I gave you your name. I knew what your name was going to be before I saw the first ultrasound. Your first name is Latin in origin and means ‘belonging to the Lord’ and you do. The day your mom told me she was pregnant we prayed and gave you to Him. We asked for His wisdom in raising you in a way that would honor Him and lead you to salvation in Jesus. You belong to the Lord. Live for Him and this life will be filled with blessings and contentment that the world alone cannot bring. Your middle name is Greek in origin. It means’Man’s defender’. I didn’t expect you to go out and save the world, you can’t. Jesus has already accomplished that. I chose that name because I hoped that you would use your life to better the lives of others. I hope this means something to you. You had your mother’s eyes thank goodness. I love looking at your mom. She is an amazing woman. We are lucky to have her.

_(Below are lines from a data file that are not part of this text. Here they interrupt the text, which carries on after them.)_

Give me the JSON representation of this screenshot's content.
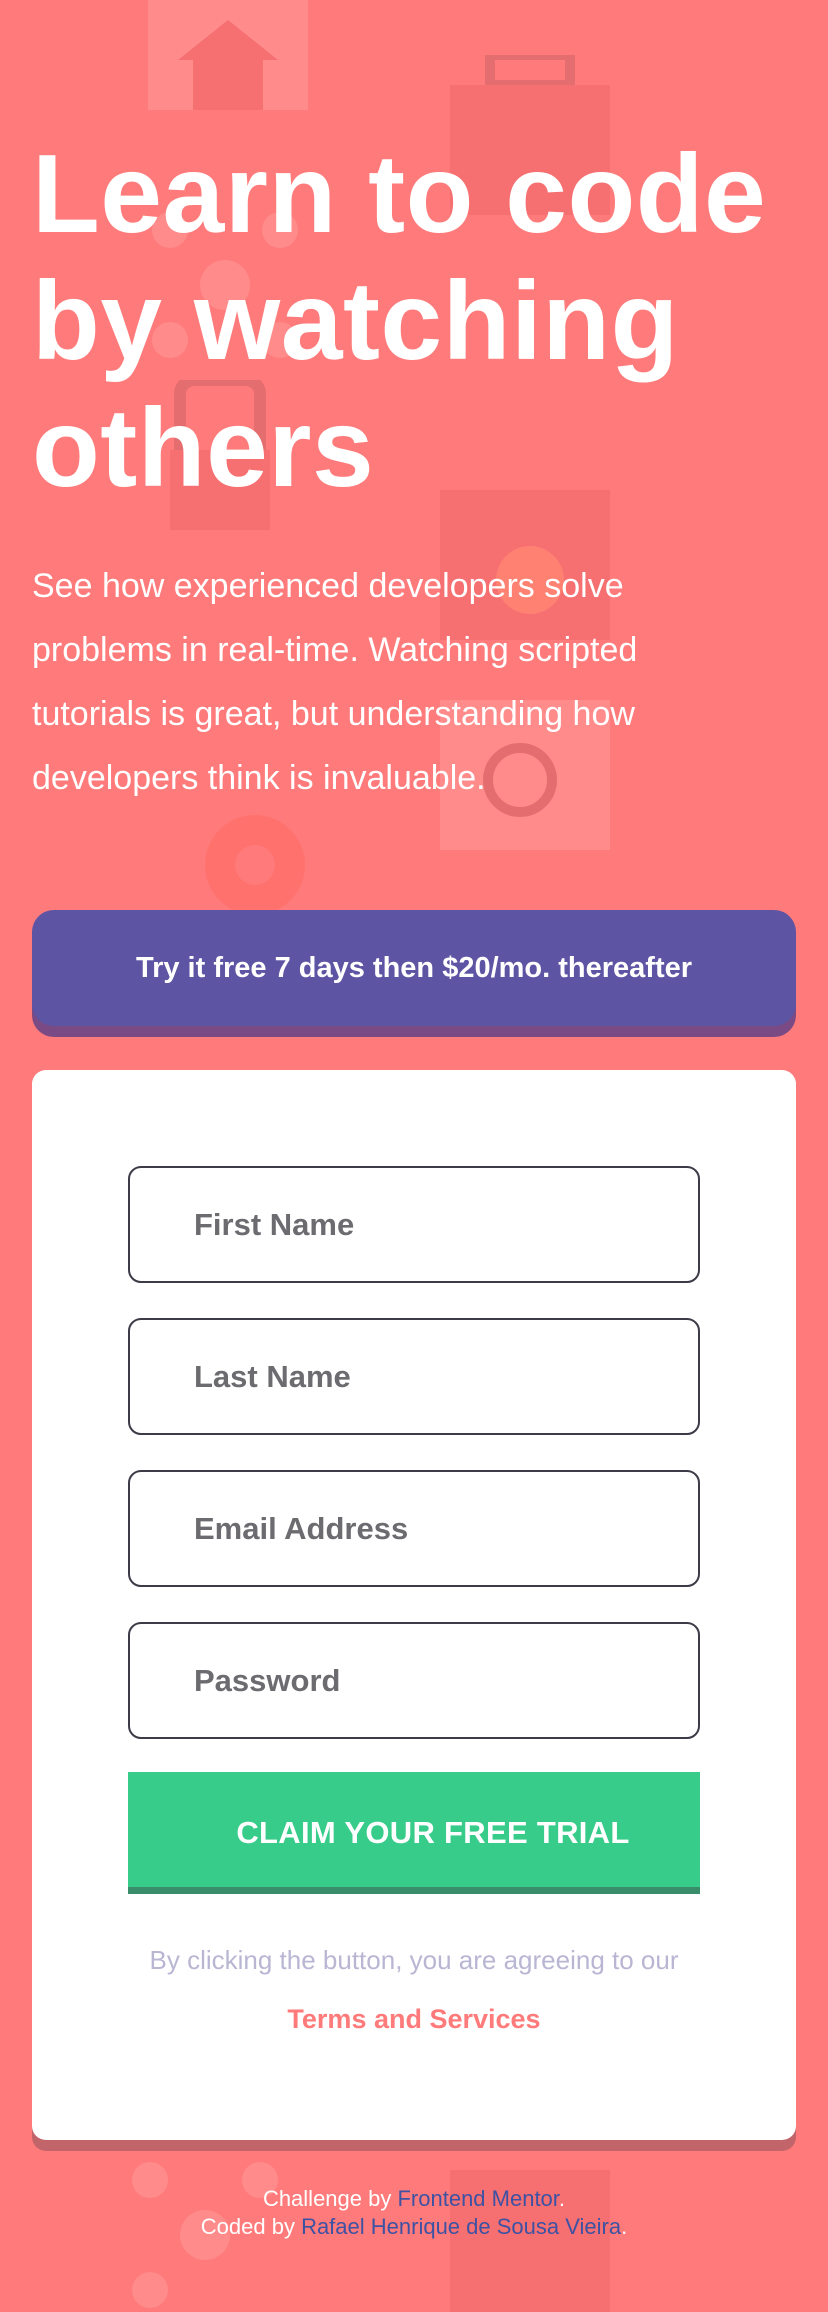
{
  "hero": {
    "title": "Learn to code by watching others",
    "description": "See how experienced developers solve problems in real-time. Watching scripted tutorials is great, but understanding how developers think is invaluable."
  },
  "promo": {
    "bold": "Try it free 7 days",
    "rest": " then $20/mo. thereafter"
  },
  "form": {
    "fields": [
      {
        "placeholder": "First Name"
      },
      {
        "placeholder": "Last Name"
      },
      {
        "placeholder": "Email Address"
      },
      {
        "placeholder": "Password"
      }
    ],
    "submit_label": "CLAIM YOUR FREE TRIAL",
    "terms_text": "By clicking the button, you are agreeing to our",
    "terms_link": "Terms and Services"
  },
  "footer": {
    "challenge_prefix": "Challenge by ",
    "challenge_link": "Frontend Mentor",
    "challenge_suffix": ".",
    "coded_prefix": "Coded by ",
    "coded_link": "Rafael Henrique de Sousa Vieira",
    "coded_suffix": "."
  },
  "colors": {
    "background": "#ff7a7a",
    "promo": "#5e54a4",
    "button": "#38cc8b",
    "link": "#3e52a3"
  },
  "icons": [
    "house-icon",
    "briefcase-icon",
    "network-icon",
    "folder-icon",
    "gear-icon",
    "magnifier-icon",
    "lock-icon"
  ]
}
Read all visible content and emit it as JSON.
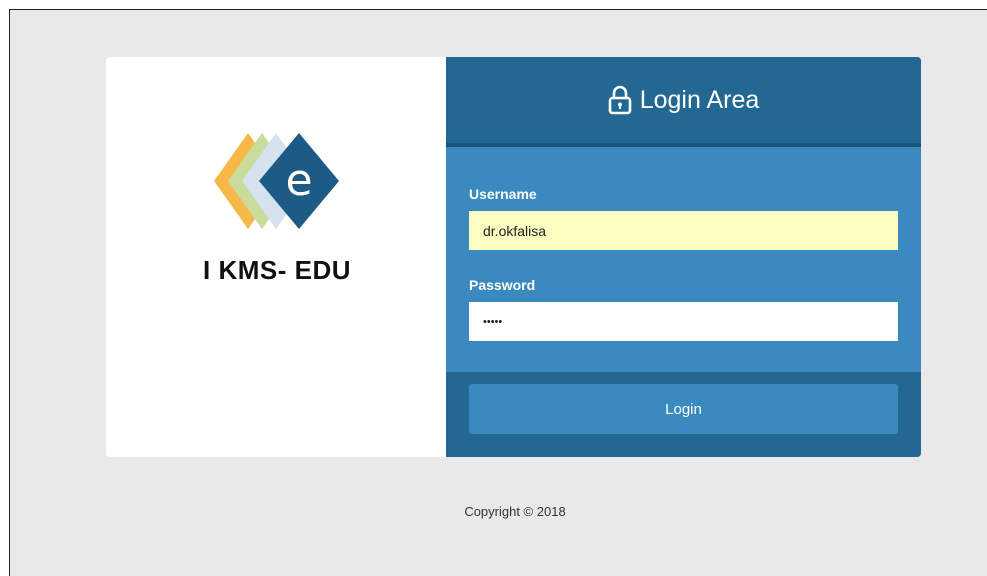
{
  "brand": {
    "logo_letter": "e",
    "name": "I KMS- EDU"
  },
  "form": {
    "header_title": "Login Area",
    "header_icon": "lock-icon",
    "username_label": "Username",
    "username_value": "dr.okfalisa",
    "password_label": "Password",
    "password_masked": "•••••",
    "login_label": "Login"
  },
  "footer": {
    "copyright": "Copyright © 2018"
  },
  "colors": {
    "page_background": "#e9e9e9",
    "header_blue": "#226893",
    "panel_blue": "#3b8abf",
    "autofill_yellow": "#fbfdc1",
    "logo_orange": "#f7b84a",
    "logo_green": "#c9dc9c",
    "logo_light_blue": "#d4e3ee",
    "logo_dark_blue": "#1d5b86"
  }
}
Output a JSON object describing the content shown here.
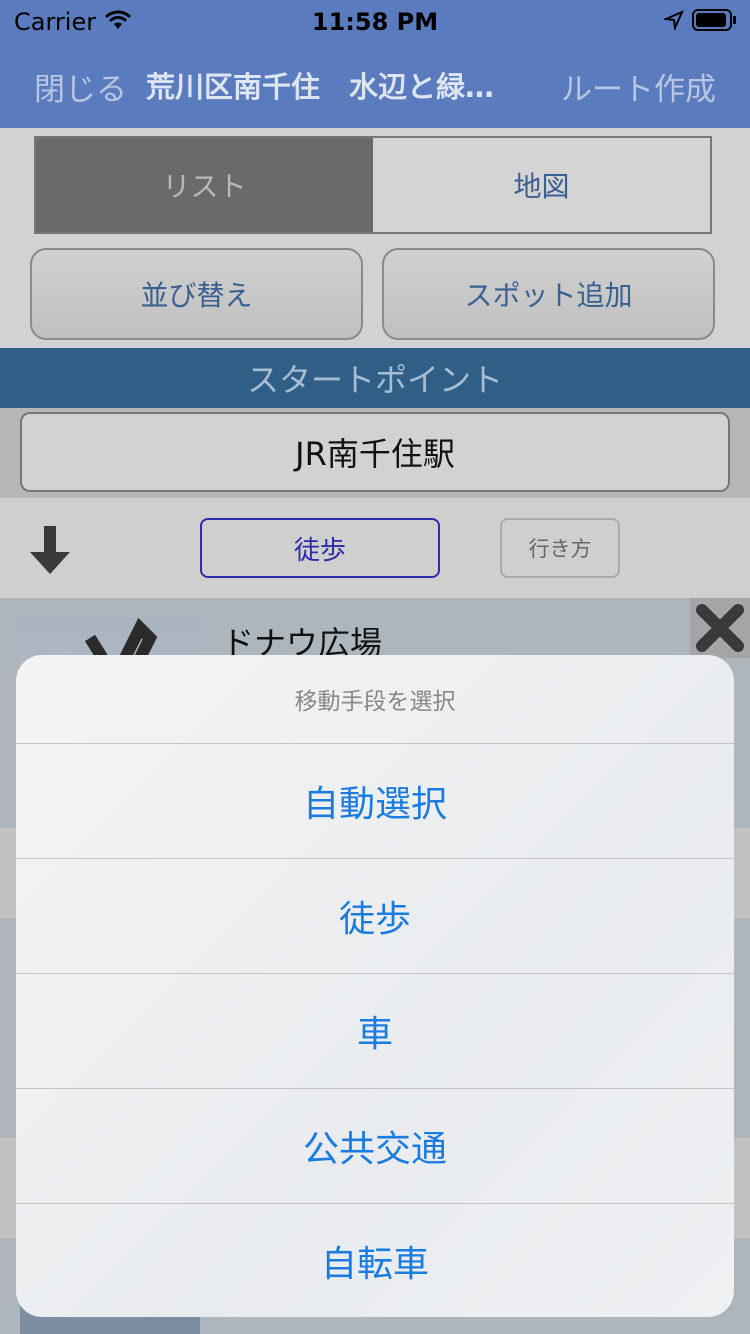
{
  "status": {
    "carrier": "Carrier",
    "time": "11:58 PM"
  },
  "nav": {
    "close": "閉じる",
    "title": "荒川区南千住　水辺と緑…",
    "route": "ルート作成"
  },
  "segment": {
    "list": "リスト",
    "map": "地図",
    "selected": "リスト"
  },
  "buttons": {
    "sort": "並び替え",
    "add_spot": "スポット追加"
  },
  "start": {
    "header": "スタートポイント",
    "value": "JR南千住駅"
  },
  "mode": {
    "walk": "徒歩",
    "howto": "行き方"
  },
  "spot": {
    "name": "ドナウ広場"
  },
  "sheet": {
    "title": "移動手段を選択",
    "options": [
      "自動選択",
      "徒歩",
      "車",
      "公共交通",
      "自転車"
    ]
  },
  "colors": {
    "nav": "#5a7bbd",
    "accent": "#1a7be0",
    "start_bar": "#2f5f86"
  },
  "icons": {
    "wifi": "wifi-icon",
    "location": "location-arrow-icon",
    "battery": "battery-icon",
    "down": "arrow-down-icon",
    "delete": "close-icon"
  }
}
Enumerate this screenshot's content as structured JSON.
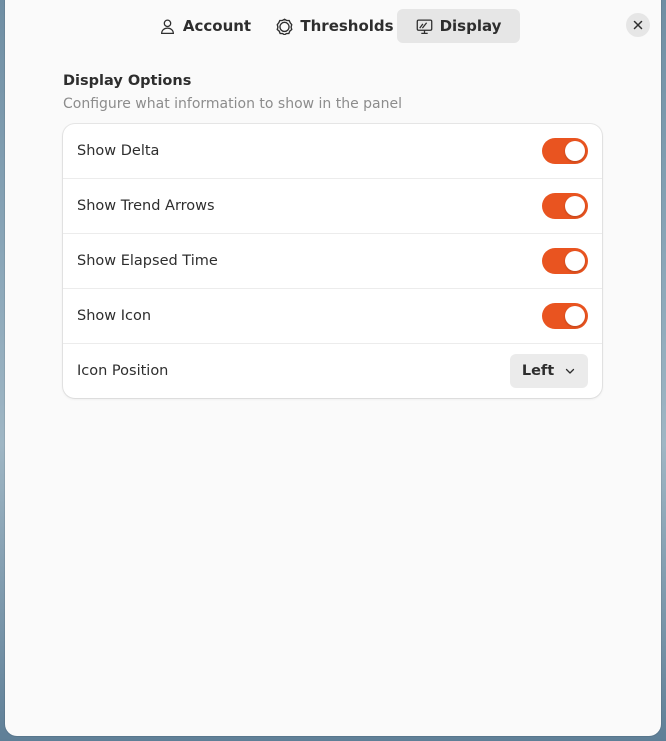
{
  "tabs": [
    {
      "label": "Account",
      "icon": "person-icon",
      "active": false
    },
    {
      "label": "Thresholds",
      "icon": "gauge-icon",
      "active": false
    },
    {
      "label": "Display",
      "icon": "monitor-icon",
      "active": true
    }
  ],
  "section": {
    "title": "Display Options",
    "subtitle": "Configure what information to show in the panel"
  },
  "settings": [
    {
      "label": "Show Delta",
      "type": "switch",
      "value": true
    },
    {
      "label": "Show Trend Arrows",
      "type": "switch",
      "value": true
    },
    {
      "label": "Show Elapsed Time",
      "type": "switch",
      "value": true
    },
    {
      "label": "Show Icon",
      "type": "switch",
      "value": true
    },
    {
      "label": "Icon Position",
      "type": "dropdown",
      "value": "Left"
    }
  ],
  "colors": {
    "accent": "#e95420",
    "window_bg": "#fafafa",
    "active_tab_bg": "#e6e6e6"
  }
}
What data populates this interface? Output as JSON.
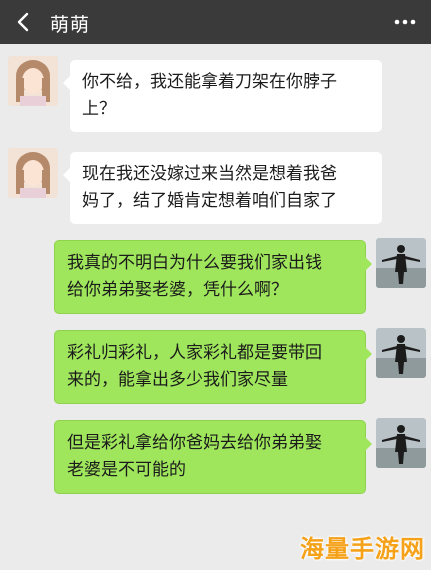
{
  "header": {
    "title": "萌萌",
    "back_icon": "chevron-left-icon",
    "more_icon": "more-dots-icon"
  },
  "colors": {
    "header_bg": "#3a3a3a",
    "chat_bg": "#ebebeb",
    "incoming_bubble": "#ffffff",
    "outgoing_bubble": "#9fe65c",
    "watermark": "#f5a21a"
  },
  "messages": [
    {
      "side": "incoming",
      "lines": [
        "你不给，我还能拿着刀架在你脖子",
        "上？"
      ]
    },
    {
      "side": "incoming",
      "lines": [
        "现在我还没嫁过来当然是想着我爸",
        "妈了，结了婚肯定想着咱们自家了"
      ]
    },
    {
      "side": "outgoing",
      "lines": [
        "我真的不明白为什么要我们家出钱",
        "给你弟弟娶老婆，凭什么啊？"
      ]
    },
    {
      "side": "outgoing",
      "lines": [
        "彩礼归彩礼，人家彩礼都是要带回",
        "来的，能拿出多少我们家尽量"
      ]
    },
    {
      "side": "outgoing",
      "lines": [
        "但是彩礼拿给你爸妈去给你弟弟娶",
        "老婆是不可能的"
      ]
    }
  ],
  "watermark": "海量手游网"
}
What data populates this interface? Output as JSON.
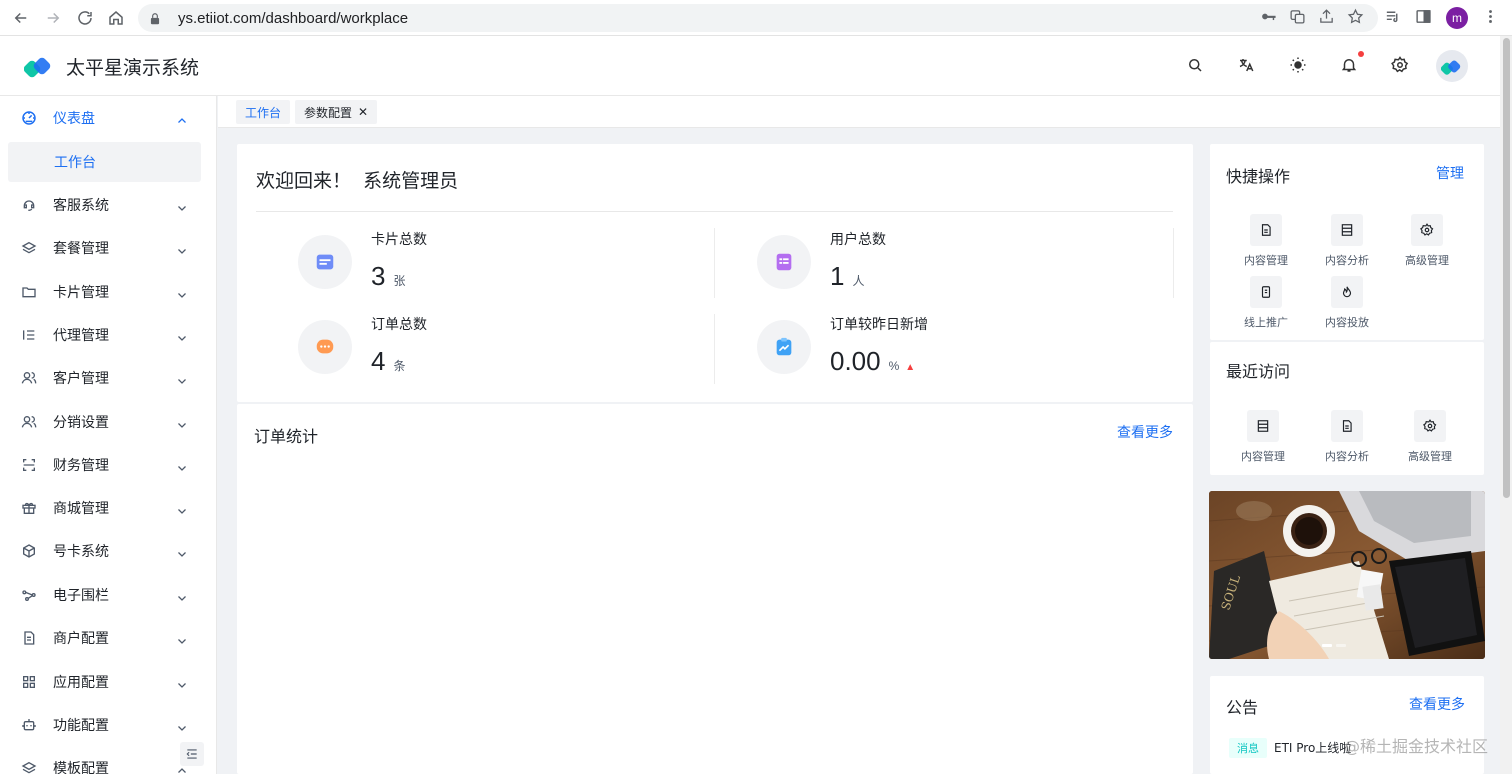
{
  "browser": {
    "url": "ys.etiiot.com/dashboard/workplace",
    "profile_initial": "m"
  },
  "app": {
    "title": "太平星演示系统"
  },
  "sidebar": {
    "items": [
      {
        "label": "仪表盘",
        "icon": "dashboard-icon"
      },
      {
        "label": "客服系统",
        "icon": "headset-icon"
      },
      {
        "label": "套餐管理",
        "icon": "layers-icon"
      },
      {
        "label": "卡片管理",
        "icon": "folder-icon"
      },
      {
        "label": "代理管理",
        "icon": "list-icon"
      },
      {
        "label": "客户管理",
        "icon": "users-icon"
      },
      {
        "label": "分销设置",
        "icon": "user-group-icon"
      },
      {
        "label": "财务管理",
        "icon": "scan-icon"
      },
      {
        "label": "商城管理",
        "icon": "gift-icon"
      },
      {
        "label": "号卡系统",
        "icon": "box-icon"
      },
      {
        "label": "电子围栏",
        "icon": "share-icon"
      },
      {
        "label": "商户配置",
        "icon": "file-icon"
      },
      {
        "label": "应用配置",
        "icon": "apps-icon"
      },
      {
        "label": "功能配置",
        "icon": "robot-icon"
      },
      {
        "label": "模板配置",
        "icon": "layers-icon"
      }
    ],
    "submenu_active": "工作台"
  },
  "tabs": [
    {
      "label": "工作台",
      "active": true
    },
    {
      "label": "参数配置",
      "active": false,
      "close": "✕"
    }
  ],
  "welcome": {
    "greeting": "欢迎回来！",
    "user": "系统管理员",
    "stats": [
      {
        "label": "卡片总数",
        "value": "3",
        "unit": "张",
        "color": "#6f8cf7"
      },
      {
        "label": "用户总数",
        "value": "1",
        "unit": "人",
        "color": "#b46ef0"
      },
      {
        "label": "订单总数",
        "value": "4",
        "unit": "条",
        "color": "#ff9a52"
      },
      {
        "label": "订单较昨日新增",
        "value": "0.00",
        "unit": "%",
        "trend": "▲",
        "color": "#3fa2f5"
      }
    ]
  },
  "orders": {
    "title": "订单统计",
    "more": "查看更多"
  },
  "quick_actions": {
    "title": "快捷操作",
    "manage": "管理",
    "items": [
      {
        "label": "内容管理",
        "icon": "document-icon"
      },
      {
        "label": "内容分析",
        "icon": "table-icon"
      },
      {
        "label": "高级管理",
        "icon": "gear-icon"
      },
      {
        "label": "线上推广",
        "icon": "mobile-icon"
      },
      {
        "label": "内容投放",
        "icon": "fire-icon"
      }
    ]
  },
  "recent": {
    "title": "最近访问",
    "items": [
      {
        "label": "内容管理",
        "icon": "table-icon"
      },
      {
        "label": "内容分析",
        "icon": "document-icon"
      },
      {
        "label": "高级管理",
        "icon": "gear-icon"
      }
    ]
  },
  "notice": {
    "title": "公告",
    "more": "查看更多",
    "items": [
      {
        "tag": "消息",
        "text": "ETI Pro上线啦"
      }
    ]
  },
  "watermark": "@稀土掘金技术社区",
  "colors": {
    "primary": "#1d6ff2",
    "danger": "#f53f3f",
    "tag_teal": "#0fc6c2"
  }
}
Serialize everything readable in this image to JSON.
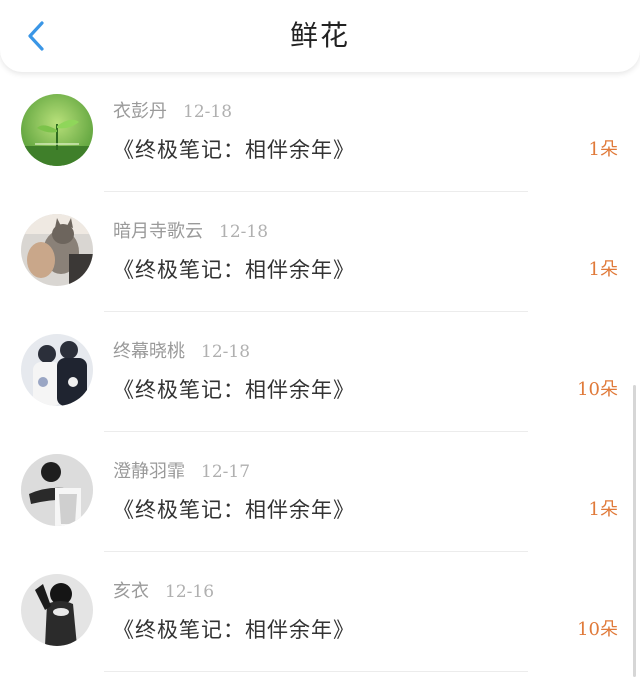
{
  "header": {
    "title": "鲜花",
    "back_icon": "chevron-left-icon",
    "accent": "#3a96e6"
  },
  "items": [
    {
      "user": "衣彭丹",
      "date": "12-18",
      "book": "《终极笔记：相伴余年》",
      "count": "1朵"
    },
    {
      "user": "暗月寺歌云",
      "date": "12-18",
      "book": "《终极笔记：相伴余年》",
      "count": "1朵"
    },
    {
      "user": "终幕晓桃",
      "date": "12-18",
      "book": "《终极笔记：相伴余年》",
      "count": "10朵"
    },
    {
      "user": "澄静羽霏",
      "date": "12-17",
      "book": "《终极笔记：相伴余年》",
      "count": "1朵"
    },
    {
      "user": "亥衣",
      "date": "12-16",
      "book": "《终极笔记：相伴余年》",
      "count": "10朵"
    }
  ],
  "colors": {
    "count": "#e07a3a",
    "meta": "#9a9a9a",
    "book": "#333333"
  }
}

From the day we brought you home you were always curious. You didn’t sleep as much as other children. When we asked the doctor about this, he said that some babies are just more alert than others and don’t sleep as much. That’s you. Alert. Curious. Observant. You always have been and still are. You started walking the day you turned ten months old and there was no stopping you from then. Soon you turned a year old and I still couldn’t believe that I was a dad. There are so many things wrong with me that I worried I was infecting you with them. I wanted to be the perfect dad. All right not perfect, but better than I had hopefully. By the time you turned two I felt like a dad. Sometimes when you were playing or sleeping I would just watch you. Stare in awe of what you are. Fall more in love with you. And hope that I was doing it all right. You were talking a bit now. You learned your alphabet by this time and your were running all over the place. It was then that your mom and I realized that we needed to buy a home. Our first home. My first home. I grew up in an apartment in a bad neighborhood. Not as bad as some, but worse than most. It was my desire, with God’s blessing, to give you more than I had, and it still is. When we first moved into the house, you just seemed to know where the backyard was and made a beeline for it. The yard was unkempt and the grass tall and green and smelled like late summer. I have this great imagine in my mind of you standing back there amongst grass nearly as tall as you. It is hard to believe that you were once so small. You still are in a safe place in my heart.

My hope is to add to it each year until he reaches 18. I'm starting one for the baby tonight. If you are still reading, thanks.

Peace to all.